▶ [PROBLEM TO WORK ON]
In the records below, count each line where the word "icon" appears, and reply with that number only.

Stored data
+ + + +
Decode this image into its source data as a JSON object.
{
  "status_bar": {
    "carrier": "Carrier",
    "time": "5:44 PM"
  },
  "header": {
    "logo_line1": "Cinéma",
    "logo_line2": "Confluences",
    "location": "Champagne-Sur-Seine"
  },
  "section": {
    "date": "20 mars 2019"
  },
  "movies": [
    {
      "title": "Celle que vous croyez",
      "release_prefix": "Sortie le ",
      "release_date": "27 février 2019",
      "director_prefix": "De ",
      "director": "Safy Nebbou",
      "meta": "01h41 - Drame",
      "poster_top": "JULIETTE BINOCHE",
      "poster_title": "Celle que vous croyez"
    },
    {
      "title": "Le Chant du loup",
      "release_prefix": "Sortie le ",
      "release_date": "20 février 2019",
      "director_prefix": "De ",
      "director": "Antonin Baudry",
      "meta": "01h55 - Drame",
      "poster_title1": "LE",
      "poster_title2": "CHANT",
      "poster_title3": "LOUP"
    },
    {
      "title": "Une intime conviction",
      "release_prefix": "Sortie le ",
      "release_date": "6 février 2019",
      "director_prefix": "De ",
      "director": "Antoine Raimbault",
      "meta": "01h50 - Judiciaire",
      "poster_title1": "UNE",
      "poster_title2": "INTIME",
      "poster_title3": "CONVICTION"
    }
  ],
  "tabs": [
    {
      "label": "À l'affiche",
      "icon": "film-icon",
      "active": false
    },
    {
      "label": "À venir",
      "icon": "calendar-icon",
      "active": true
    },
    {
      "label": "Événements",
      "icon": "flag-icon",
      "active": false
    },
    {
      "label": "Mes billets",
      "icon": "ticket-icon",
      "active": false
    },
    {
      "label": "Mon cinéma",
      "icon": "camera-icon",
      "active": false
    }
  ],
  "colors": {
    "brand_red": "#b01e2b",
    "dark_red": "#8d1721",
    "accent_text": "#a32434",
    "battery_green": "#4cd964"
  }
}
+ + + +
▶ [REPLY TO THE EXERCISE]
5